Writings in Astronomy
This manuscript compilation contains a number of tables, diagrams, and shorthand annotations. Among the astronomical and astrological topics addressed are: calendars, lunar phases, computations of hours, a Horoscope, planetary accounts; and diagram of the universe (shown).
The diagram exhibited from this manuscript illustrates a geocentric understanding of the universe: the earth is at the center with the other three elements water, air and fire above it. These constitute what the 13th-century astronomer Sacrobosco, called the elementary region of the universe. Above this is the ethereal region, consisting of the seven known planets- the Moon, Mercury, Venus, the Sun, Mars, Jupiter, and Saturn. Above this lies the firmament, which contains the fixed stars, and beyond that the ninth heaven. To this cosmology, the author has added the crystalline heaven and beyond that the Emperion, the dwelling place of the angels. Within the Emperion, he lists the celestial hierarchy of angels, reading, in clockwise position- Cherubim, Powers, Dominations, Angels, Archangels, Virtutes, Celorius, Principalities, Thrones, and Seraphim. Nine of these orders are common enough, though Hirsch failed to identify Celorius (as noted, perhaps a corruption of an abbreviation for celestial carried over from the exemplar as a tenth order?) among any of the more common additions to the hierarchy. Finally, in an attached but altogether separate three-quarter circle, he shows DEI.

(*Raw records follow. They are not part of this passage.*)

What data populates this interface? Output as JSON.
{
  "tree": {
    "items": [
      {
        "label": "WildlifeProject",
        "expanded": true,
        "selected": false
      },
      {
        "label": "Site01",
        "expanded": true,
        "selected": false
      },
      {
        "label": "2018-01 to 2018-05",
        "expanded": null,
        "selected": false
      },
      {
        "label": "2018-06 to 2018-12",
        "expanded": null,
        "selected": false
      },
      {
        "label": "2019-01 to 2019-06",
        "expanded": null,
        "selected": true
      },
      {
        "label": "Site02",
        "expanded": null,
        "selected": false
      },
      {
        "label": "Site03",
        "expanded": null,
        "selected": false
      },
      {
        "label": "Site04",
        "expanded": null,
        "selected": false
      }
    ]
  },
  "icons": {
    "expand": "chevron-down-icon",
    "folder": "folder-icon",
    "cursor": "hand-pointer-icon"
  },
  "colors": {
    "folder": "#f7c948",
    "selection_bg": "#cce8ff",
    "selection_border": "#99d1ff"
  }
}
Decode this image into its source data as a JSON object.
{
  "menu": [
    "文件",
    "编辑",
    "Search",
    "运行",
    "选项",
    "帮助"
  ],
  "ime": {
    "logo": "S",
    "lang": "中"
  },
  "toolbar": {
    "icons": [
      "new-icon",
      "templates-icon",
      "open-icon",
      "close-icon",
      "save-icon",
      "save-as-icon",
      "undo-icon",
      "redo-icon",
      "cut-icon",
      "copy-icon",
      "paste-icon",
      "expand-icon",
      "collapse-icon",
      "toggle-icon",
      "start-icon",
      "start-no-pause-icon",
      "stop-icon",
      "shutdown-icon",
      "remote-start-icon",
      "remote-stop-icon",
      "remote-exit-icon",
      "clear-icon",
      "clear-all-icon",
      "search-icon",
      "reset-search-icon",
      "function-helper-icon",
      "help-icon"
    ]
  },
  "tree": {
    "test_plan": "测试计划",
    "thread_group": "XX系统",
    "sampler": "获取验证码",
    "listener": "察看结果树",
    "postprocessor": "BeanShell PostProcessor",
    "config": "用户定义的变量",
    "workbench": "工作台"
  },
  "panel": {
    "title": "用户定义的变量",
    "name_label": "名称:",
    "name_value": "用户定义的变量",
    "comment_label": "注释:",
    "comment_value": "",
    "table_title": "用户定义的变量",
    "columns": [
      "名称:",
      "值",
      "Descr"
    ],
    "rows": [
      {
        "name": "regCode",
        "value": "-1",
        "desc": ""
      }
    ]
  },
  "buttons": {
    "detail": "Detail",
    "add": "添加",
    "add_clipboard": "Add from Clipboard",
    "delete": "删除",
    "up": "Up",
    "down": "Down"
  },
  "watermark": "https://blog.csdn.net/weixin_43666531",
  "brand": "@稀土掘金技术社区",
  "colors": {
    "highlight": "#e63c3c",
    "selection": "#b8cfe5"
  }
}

Acquired by Lehigh in 1963, from the gift to the Library of Mr. Watson Over.